Assigned task → List all lines of the data containing the word "invitation".

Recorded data
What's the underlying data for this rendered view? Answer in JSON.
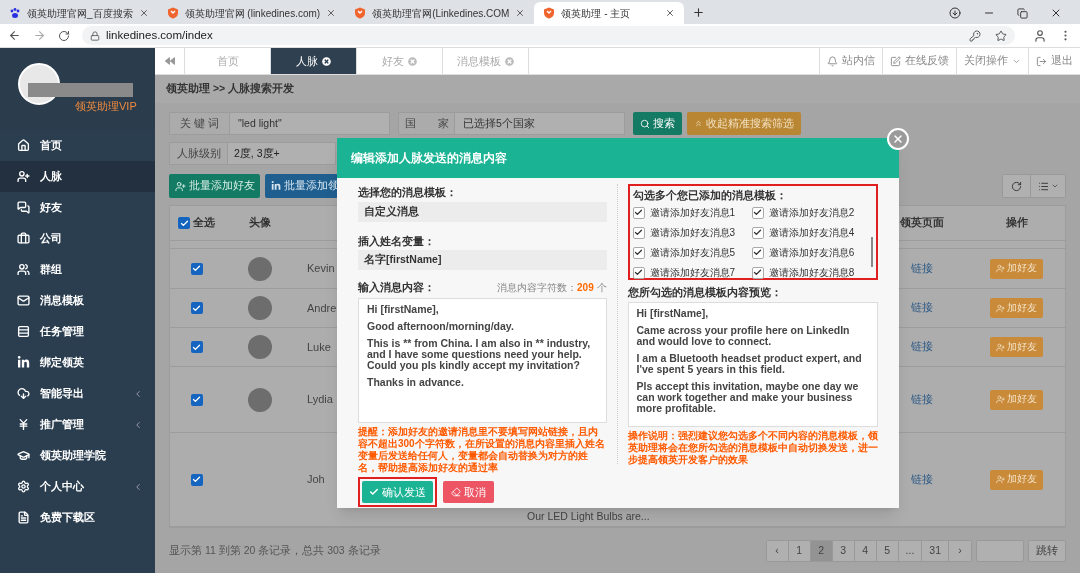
{
  "browser": {
    "tabs": [
      {
        "title": "领英助理官网_百度搜索",
        "kind": "baidu",
        "selected": false
      },
      {
        "title": "领英助理官网 (linkedines.com)",
        "kind": "site",
        "selected": false
      },
      {
        "title": "领英助理官网(Linkedines.COM",
        "kind": "site",
        "selected": false
      },
      {
        "title": "领英助理 - 主页",
        "kind": "site",
        "selected": true
      }
    ],
    "url": "linkedines.com/index"
  },
  "sidebar": {
    "user_badge": "领英助理VIP",
    "items": [
      {
        "label": "首页",
        "kind": "home",
        "selected": false,
        "expandable": false
      },
      {
        "label": "人脉",
        "kind": "user-plus",
        "selected": true,
        "expandable": false
      },
      {
        "label": "好友",
        "kind": "chat",
        "selected": false,
        "expandable": false
      },
      {
        "label": "公司",
        "kind": "briefcase",
        "selected": false,
        "expandable": false
      },
      {
        "label": "群组",
        "kind": "users",
        "selected": false,
        "expandable": false
      },
      {
        "label": "消息模板",
        "kind": "mail",
        "selected": false,
        "expandable": false
      },
      {
        "label": "任务管理",
        "kind": "tasks",
        "selected": false,
        "expandable": false
      },
      {
        "label": "绑定领英",
        "kind": "linkedin",
        "selected": false,
        "expandable": false
      },
      {
        "label": "智能导出",
        "kind": "cloud",
        "selected": false,
        "expandable": true
      },
      {
        "label": "推广管理",
        "kind": "yen",
        "selected": false,
        "expandable": true
      },
      {
        "label": "领英助理学院",
        "kind": "graduation",
        "selected": false,
        "expandable": false
      },
      {
        "label": "个人中心",
        "kind": "gear",
        "selected": false,
        "expandable": true
      },
      {
        "label": "免费下载区",
        "kind": "file",
        "selected": false,
        "expandable": false
      }
    ]
  },
  "top_nav": {
    "tabs": [
      {
        "label": "首页",
        "selected": false,
        "closable": false
      },
      {
        "label": "人脉",
        "selected": true,
        "closable": true
      },
      {
        "label": "好友",
        "selected": false,
        "closable": true
      },
      {
        "label": "消息模板",
        "selected": false,
        "closable": true
      }
    ],
    "actions": [
      {
        "label": "站内信",
        "kind": "bell"
      },
      {
        "label": "在线反馈",
        "kind": "edit"
      },
      {
        "label": "关闭操作",
        "kind": "dropdown"
      },
      {
        "label": "退出",
        "kind": "logout"
      }
    ]
  },
  "breadcrumb": "领英助理 >> 人脉搜索开发",
  "filters": [
    {
      "label": "关 键 词",
      "value": "\"led light\""
    },
    {
      "label": "国　　家",
      "value": "已选择5个国家"
    },
    {
      "label": "人脉级别",
      "value": "2度, 3度+"
    }
  ],
  "search_buttons": [
    {
      "label": "搜索",
      "kind": "search"
    },
    {
      "label": "收起精准搜索筛选",
      "kind": "collapse"
    }
  ],
  "bulk_buttons": [
    {
      "label": "批量添加好友",
      "kind": "add-friend"
    },
    {
      "label": "批量添加领",
      "kind": "linkedin"
    }
  ],
  "table": {
    "select_all": {
      "label": "全选",
      "checked": true
    },
    "columns": [
      "头像",
      "领英页面",
      "操作"
    ],
    "rows": [
      {
        "checked": true,
        "avatar": true,
        "name": "Kevin",
        "link": "链接",
        "action": "加好友"
      },
      {
        "checked": true,
        "avatar": true,
        "name": "Andre",
        "link": "链接",
        "action": "加好友"
      },
      {
        "checked": true,
        "avatar": true,
        "name": "Luke",
        "link": "链接",
        "action": "加好友"
      },
      {
        "checked": true,
        "avatar": true,
        "name": "Lydia",
        "link": "链接",
        "action": "加好友"
      },
      {
        "checked": true,
        "avatar": false,
        "name": "Joh",
        "snippet": "Our LED Light Bulbs are...",
        "link": "链接",
        "action": "加好友"
      }
    ]
  },
  "pagination": {
    "summary": "显示第 11 到第 20 条记录，总共 303 条记录",
    "pages": [
      {
        "label": "‹",
        "selected": false
      },
      {
        "label": "1",
        "selected": false
      },
      {
        "label": "2",
        "selected": true
      },
      {
        "label": "3",
        "selected": false
      },
      {
        "label": "4",
        "selected": false
      },
      {
        "label": "5",
        "selected": false
      },
      {
        "label": "...",
        "selected": false
      },
      {
        "label": "31",
        "selected": false
      },
      {
        "label": "›",
        "selected": false
      }
    ],
    "jump": "跳转"
  },
  "modal": {
    "title": "编辑添加人脉发送的消息内容",
    "template_label": "选择您的消息模板：",
    "template_value": "自定义消息",
    "name_var_label": "插入姓名变量：",
    "name_var_value": "名字[firstName]",
    "content_label": "输入消息内容：",
    "count_label": "消息内容字符数：",
    "count": "209",
    "count_unit": "个",
    "message": [
      "Hi [firstName],",
      "Good afternoon/morning/day.",
      "This is ** from China. I am also in ** industry, and I have some questions need your help. Could you pls kindly accept my invitation?",
      "Thanks in advance."
    ],
    "warning": "提醒：添加好友的邀请消息里不要填写网站链接，且内容不超出300个字符数，在所设置的消息内容里插入姓名变量后发送给任何人，变量都会自动替换为对方的姓名，帮助提高添加好友的通过率",
    "confirm": {
      "label": "确认发送",
      "highlighted": true
    },
    "cancel": "取消",
    "templates_label": "勾选多个您已添加的消息模板：",
    "templates_highlighted": true,
    "templates": [
      {
        "label": "邀请添加好友消息1",
        "checked": true
      },
      {
        "label": "邀请添加好友消息2",
        "checked": true
      },
      {
        "label": "邀请添加好友消息3",
        "checked": true
      },
      {
        "label": "邀请添加好友消息4",
        "checked": true
      },
      {
        "label": "邀请添加好友消息5",
        "checked": true
      },
      {
        "label": "邀请添加好友消息6",
        "checked": true
      },
      {
        "label": "邀请添加好友消息7",
        "checked": true
      },
      {
        "label": "邀请添加好友消息8",
        "checked": true
      }
    ],
    "preview_label": "您所勾选的消息模板内容预览：",
    "preview": [
      "Hi [firstName],",
      "Came across your profile here on LinkedIn and would love to connect.",
      "I am a Bluetooth headset product expert, and I've spent 5 years in this field.",
      "Pls accept this invitation, maybe one day we can work together and make your business more profitable."
    ],
    "note": "操作说明：强烈建议您勾选多个不同内容的消息模板，领英助理将会在您所勾选的消息模板中自动切换发送，进一步提高领英开发客户的效果"
  }
}
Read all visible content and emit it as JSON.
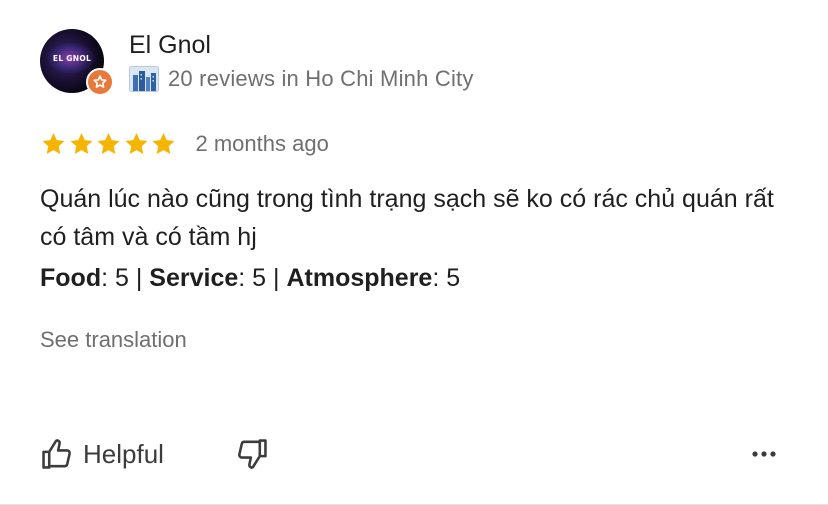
{
  "reviewer": {
    "avatar_text": "EL GNOL",
    "name": "El Gnol",
    "stats": "20 reviews in Ho Chi Minh City",
    "badge_icon": "star-icon",
    "city_icon": "city-buildings-icon"
  },
  "review": {
    "rating": 5,
    "rating_max": 5,
    "star_color": "#f5b400",
    "date": "2 months ago",
    "text": "Quán lúc nào cũng trong tình trạng sạch sẽ ko có rác chủ quán rất có tâm và có tầm hj",
    "sub_ratings": [
      {
        "label": "Food",
        "value": "5"
      },
      {
        "label": "Service",
        "value": "5"
      },
      {
        "label": "Atmosphere",
        "value": "5"
      }
    ],
    "separator": " | ",
    "see_translation": "See translation"
  },
  "actions": {
    "helpful_label": "Helpful",
    "helpful_icon": "thumb-up-icon",
    "not_helpful_icon": "thumb-down-icon",
    "more_icon": "more-horizontal-icon"
  },
  "colors": {
    "text_primary": "#1f1f1f",
    "text_secondary": "#6f6f6f",
    "badge": "#e8793b"
  }
}
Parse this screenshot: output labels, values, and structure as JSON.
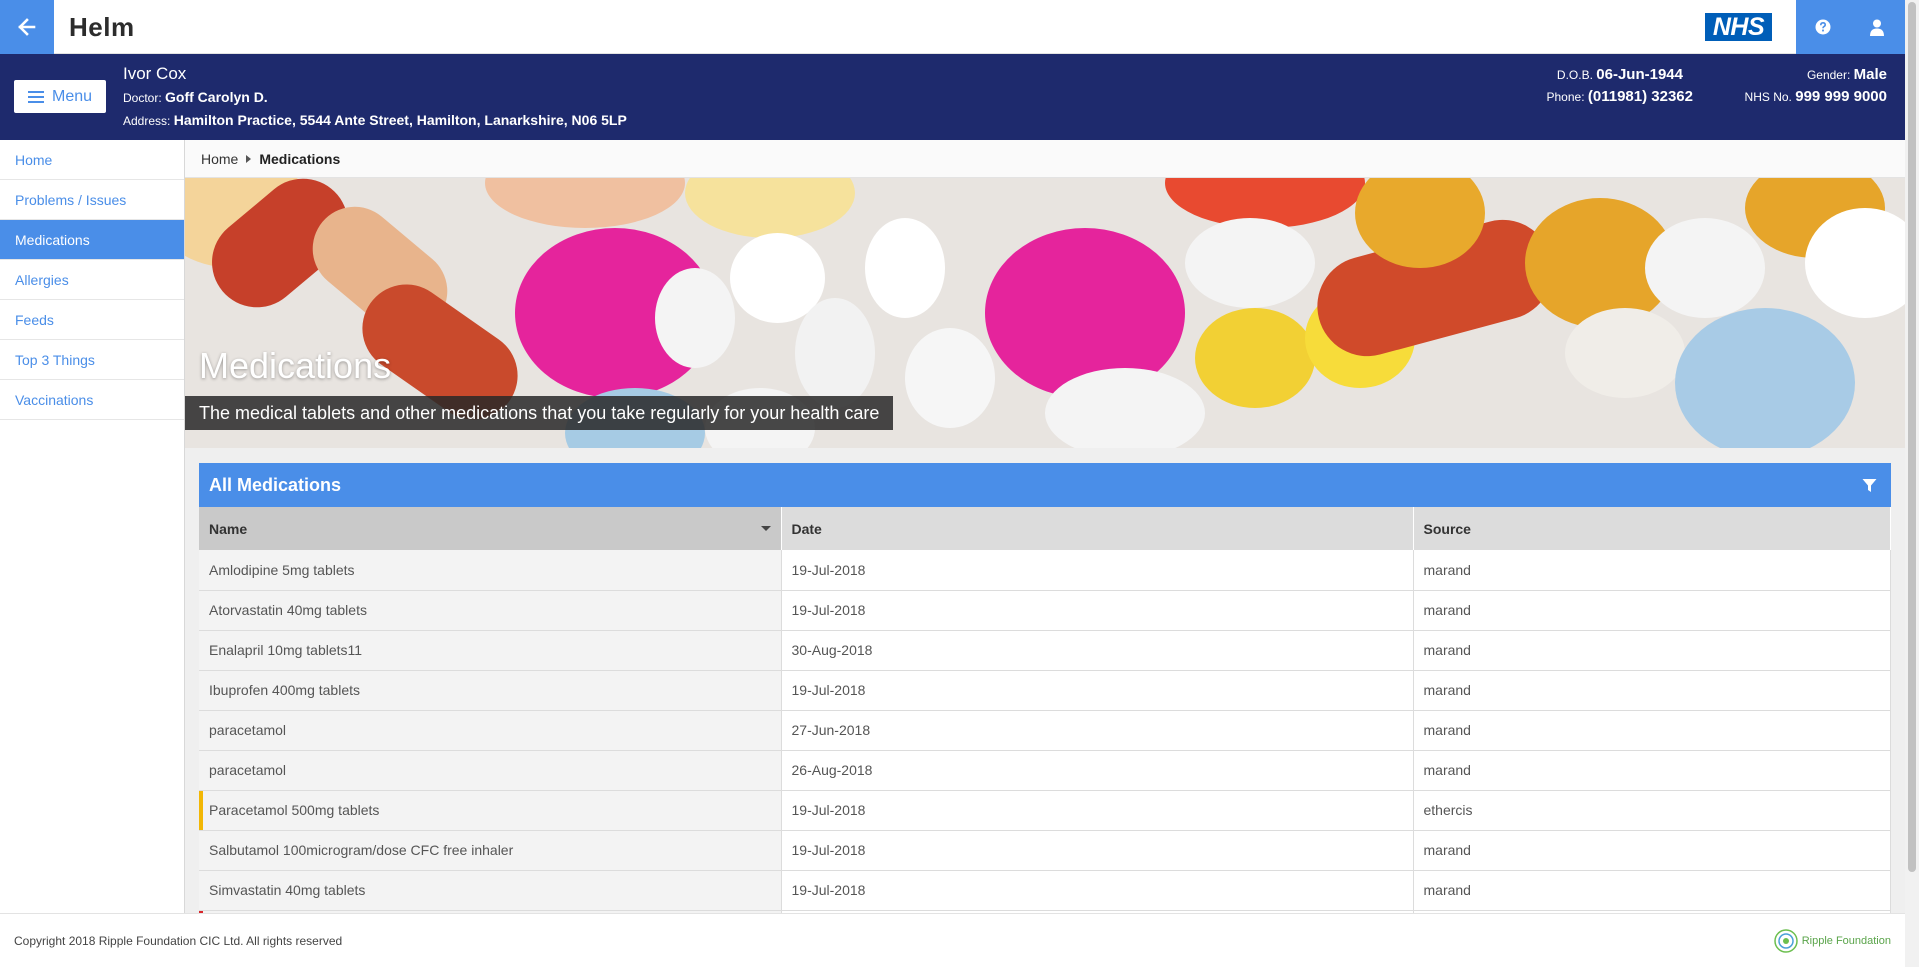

Solution →
      "This is ** from China. I am also in ** industry, and I have some questions need your help. Could you pls kindly accept my invitation?",
      "Pls accept this invitation, maybe one day we can work together and make your business more profitable."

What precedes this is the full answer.